Best of the Hardiest

Have you ever had to choose between several attractive cultivars of one plant, and wished you knew which one was the hardiest? Me, too. That’s why I’ve created this page. Every time I find out about the hardiest cultivar or species of a plant, I’ll put the information here. I expect lots of help from the reading public here! You don’t have to have grown it yourself if you can cite your source of information. (This was originally called Name That Plant!)
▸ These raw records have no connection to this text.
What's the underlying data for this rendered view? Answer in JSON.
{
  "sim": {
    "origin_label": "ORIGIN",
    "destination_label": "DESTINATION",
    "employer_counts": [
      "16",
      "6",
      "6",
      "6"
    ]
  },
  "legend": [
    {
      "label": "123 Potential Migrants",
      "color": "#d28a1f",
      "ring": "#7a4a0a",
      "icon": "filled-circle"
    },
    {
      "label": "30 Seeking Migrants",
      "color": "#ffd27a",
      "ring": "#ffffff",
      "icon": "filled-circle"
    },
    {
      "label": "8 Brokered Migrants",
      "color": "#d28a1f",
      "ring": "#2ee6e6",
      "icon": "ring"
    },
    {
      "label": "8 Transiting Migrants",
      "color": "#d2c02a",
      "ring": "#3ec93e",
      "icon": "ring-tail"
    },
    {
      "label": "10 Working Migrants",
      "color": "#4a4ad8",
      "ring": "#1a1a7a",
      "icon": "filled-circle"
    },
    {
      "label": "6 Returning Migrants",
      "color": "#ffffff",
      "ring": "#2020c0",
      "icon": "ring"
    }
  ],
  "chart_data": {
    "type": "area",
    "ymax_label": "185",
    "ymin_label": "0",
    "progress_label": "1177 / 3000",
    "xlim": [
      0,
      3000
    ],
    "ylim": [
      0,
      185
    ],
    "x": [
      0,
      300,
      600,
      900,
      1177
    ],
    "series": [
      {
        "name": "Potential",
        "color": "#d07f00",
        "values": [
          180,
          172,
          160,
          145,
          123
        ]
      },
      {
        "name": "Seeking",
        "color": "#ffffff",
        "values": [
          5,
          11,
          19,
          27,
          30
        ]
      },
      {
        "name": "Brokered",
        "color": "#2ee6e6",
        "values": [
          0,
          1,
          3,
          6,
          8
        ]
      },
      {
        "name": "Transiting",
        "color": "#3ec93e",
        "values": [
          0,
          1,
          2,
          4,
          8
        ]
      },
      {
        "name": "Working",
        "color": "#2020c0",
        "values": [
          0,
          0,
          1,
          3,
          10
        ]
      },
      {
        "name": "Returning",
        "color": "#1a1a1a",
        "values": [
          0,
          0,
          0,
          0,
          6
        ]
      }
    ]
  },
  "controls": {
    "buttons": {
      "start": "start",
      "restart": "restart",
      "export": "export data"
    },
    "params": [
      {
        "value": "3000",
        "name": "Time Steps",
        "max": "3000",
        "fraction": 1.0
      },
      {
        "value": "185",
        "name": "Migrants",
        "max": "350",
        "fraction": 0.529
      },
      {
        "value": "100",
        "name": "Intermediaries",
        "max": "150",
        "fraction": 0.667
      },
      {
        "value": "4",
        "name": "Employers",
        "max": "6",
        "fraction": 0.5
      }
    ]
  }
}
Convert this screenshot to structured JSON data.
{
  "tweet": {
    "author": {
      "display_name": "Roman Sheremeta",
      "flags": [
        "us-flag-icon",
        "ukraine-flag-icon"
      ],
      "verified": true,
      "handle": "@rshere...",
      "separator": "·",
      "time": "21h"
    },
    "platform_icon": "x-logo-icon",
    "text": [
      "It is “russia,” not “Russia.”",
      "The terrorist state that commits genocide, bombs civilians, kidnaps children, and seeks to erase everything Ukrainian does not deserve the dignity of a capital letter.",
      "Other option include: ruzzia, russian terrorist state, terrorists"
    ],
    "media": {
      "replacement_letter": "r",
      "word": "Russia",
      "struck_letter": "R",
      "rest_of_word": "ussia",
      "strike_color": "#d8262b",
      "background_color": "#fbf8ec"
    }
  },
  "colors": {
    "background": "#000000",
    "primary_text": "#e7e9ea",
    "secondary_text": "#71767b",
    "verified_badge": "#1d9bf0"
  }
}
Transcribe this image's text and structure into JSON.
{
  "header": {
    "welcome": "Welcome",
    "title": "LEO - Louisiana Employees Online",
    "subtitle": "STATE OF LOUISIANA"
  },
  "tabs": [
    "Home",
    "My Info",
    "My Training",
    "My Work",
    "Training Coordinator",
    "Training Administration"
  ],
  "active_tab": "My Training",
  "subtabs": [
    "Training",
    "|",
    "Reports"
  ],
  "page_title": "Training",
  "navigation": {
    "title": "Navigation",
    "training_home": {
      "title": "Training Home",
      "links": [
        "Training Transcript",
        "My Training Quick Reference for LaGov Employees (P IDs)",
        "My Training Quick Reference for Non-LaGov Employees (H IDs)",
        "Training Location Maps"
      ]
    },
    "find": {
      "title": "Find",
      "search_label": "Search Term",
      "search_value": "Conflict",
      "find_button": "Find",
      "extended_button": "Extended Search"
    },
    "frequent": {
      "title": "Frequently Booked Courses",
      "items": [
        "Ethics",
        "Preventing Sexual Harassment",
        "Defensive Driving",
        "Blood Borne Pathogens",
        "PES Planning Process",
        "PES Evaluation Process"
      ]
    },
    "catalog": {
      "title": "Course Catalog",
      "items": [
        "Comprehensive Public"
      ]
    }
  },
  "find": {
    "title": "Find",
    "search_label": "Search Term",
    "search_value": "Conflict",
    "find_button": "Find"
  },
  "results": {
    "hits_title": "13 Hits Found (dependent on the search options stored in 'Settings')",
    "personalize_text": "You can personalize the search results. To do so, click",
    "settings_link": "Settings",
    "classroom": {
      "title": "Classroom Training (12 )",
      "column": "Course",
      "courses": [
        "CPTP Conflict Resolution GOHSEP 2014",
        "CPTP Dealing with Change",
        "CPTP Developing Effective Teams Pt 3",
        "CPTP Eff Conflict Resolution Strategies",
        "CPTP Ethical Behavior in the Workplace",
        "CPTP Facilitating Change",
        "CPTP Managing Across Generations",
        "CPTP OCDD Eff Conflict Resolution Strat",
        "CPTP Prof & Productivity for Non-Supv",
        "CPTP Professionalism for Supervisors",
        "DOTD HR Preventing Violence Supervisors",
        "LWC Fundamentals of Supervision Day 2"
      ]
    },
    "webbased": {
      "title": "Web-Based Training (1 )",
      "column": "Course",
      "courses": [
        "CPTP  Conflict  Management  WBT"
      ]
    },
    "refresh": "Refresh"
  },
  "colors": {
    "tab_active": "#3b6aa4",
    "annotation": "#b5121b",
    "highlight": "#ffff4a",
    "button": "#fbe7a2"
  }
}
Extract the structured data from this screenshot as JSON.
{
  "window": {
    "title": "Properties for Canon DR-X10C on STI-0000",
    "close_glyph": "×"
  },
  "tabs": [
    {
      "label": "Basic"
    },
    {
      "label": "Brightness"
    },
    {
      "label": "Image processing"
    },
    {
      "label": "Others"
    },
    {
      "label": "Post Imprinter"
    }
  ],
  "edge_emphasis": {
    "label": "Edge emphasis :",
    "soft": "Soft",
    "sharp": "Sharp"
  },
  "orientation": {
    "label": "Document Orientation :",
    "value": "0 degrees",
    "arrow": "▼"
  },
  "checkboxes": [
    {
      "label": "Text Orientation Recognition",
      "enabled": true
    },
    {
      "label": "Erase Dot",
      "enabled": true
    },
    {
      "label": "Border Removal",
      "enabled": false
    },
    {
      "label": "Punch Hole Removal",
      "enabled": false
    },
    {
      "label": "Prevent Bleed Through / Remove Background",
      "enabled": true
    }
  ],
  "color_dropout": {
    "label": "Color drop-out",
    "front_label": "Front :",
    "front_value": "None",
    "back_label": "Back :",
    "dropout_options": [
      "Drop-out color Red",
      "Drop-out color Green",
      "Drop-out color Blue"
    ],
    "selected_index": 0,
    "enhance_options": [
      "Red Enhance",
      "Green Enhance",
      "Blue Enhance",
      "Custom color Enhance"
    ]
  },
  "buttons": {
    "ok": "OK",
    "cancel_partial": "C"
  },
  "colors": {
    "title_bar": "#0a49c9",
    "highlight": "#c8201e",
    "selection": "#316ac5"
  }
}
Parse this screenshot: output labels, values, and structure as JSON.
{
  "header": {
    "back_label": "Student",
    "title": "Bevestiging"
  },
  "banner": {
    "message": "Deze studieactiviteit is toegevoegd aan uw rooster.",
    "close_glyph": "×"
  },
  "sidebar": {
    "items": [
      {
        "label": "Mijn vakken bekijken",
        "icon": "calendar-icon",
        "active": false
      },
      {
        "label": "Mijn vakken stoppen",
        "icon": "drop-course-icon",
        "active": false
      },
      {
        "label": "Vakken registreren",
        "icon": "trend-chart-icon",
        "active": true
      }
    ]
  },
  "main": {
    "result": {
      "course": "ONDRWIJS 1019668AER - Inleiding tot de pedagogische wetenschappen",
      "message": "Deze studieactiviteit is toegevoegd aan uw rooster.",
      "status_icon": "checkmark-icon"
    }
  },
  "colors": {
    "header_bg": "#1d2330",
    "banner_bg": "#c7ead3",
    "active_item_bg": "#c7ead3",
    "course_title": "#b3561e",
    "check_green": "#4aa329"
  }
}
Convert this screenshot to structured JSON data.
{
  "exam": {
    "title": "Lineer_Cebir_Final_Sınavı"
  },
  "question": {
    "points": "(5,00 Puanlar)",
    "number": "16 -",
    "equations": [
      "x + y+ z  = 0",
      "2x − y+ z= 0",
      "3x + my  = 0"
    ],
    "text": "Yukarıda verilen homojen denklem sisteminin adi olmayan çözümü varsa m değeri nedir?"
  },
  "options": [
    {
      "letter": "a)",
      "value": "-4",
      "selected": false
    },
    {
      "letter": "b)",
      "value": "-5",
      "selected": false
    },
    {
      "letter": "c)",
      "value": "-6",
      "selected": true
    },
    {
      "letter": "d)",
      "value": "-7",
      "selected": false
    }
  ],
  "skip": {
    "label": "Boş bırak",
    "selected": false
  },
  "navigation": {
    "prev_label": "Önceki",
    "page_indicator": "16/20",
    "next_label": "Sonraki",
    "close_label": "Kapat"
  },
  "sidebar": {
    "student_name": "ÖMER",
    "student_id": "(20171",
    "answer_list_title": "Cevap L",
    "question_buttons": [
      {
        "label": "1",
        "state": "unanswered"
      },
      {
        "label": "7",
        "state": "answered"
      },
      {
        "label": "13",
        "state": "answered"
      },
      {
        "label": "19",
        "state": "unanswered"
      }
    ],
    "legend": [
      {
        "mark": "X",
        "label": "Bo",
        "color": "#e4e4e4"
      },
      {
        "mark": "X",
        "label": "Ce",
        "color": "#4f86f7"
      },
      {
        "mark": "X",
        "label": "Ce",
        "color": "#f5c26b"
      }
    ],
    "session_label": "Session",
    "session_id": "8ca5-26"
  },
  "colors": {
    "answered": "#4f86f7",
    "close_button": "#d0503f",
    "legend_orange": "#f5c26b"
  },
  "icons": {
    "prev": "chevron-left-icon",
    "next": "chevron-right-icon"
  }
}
Botanical Name Common Name Hardy to zone Source/Comments
Arisaema amurense subsp robustum, green form none–it’s an Asian relative of Jack-in-the-Pulpit 3 Original source out of business. However, while it makes it through the winter in my garden, it emerges too early and I have to protect it from early frosts.
Caryopteris X clandonensis ‘Arthur Simmonds’ 5 Forestfarm
Cotinus coggyria ‘Nordine Red’ ‘Nordine Red’ purple-leaved smokebush 5 “I have planted Cotinus in several locations and
have planted both Purple Smoke Bush varieties. I have found that
all may die back to ground in harsh winters and ‘Nordine’ is weaker
than the standard form. The nice thing about the dieback is that
new growth always has more brilliant leaf color. There probably
won’t be any flowers but I grow it for the foliage anyway. By the
way, we have one huge Cotinus in Oneonta in the yard of the public
library (not purple) that looks like a spot of fog in the lawn when
it is in full bloom. Spectacular.”–Penny K.

See also my experience here.
I can’t seem to find my notes that indicate what gave me the notion
that it was hardier than the others (maybe Dirr?), but several sources
on the internet echo this idea.–Kathy

Clematis ‘Prairie Traveller’s Joy’ 1 “I have been growing this ironclad hardy huge (15′
tall ) white clematis in Edmonton, Alberta for years now. The late
summer blooms are the size of a quarter, and have a lovely light almondy
scent. …You can also easily take shoots from the bottom for new
plants.”–Pamela M.

Source: Rundle
Wood Gardens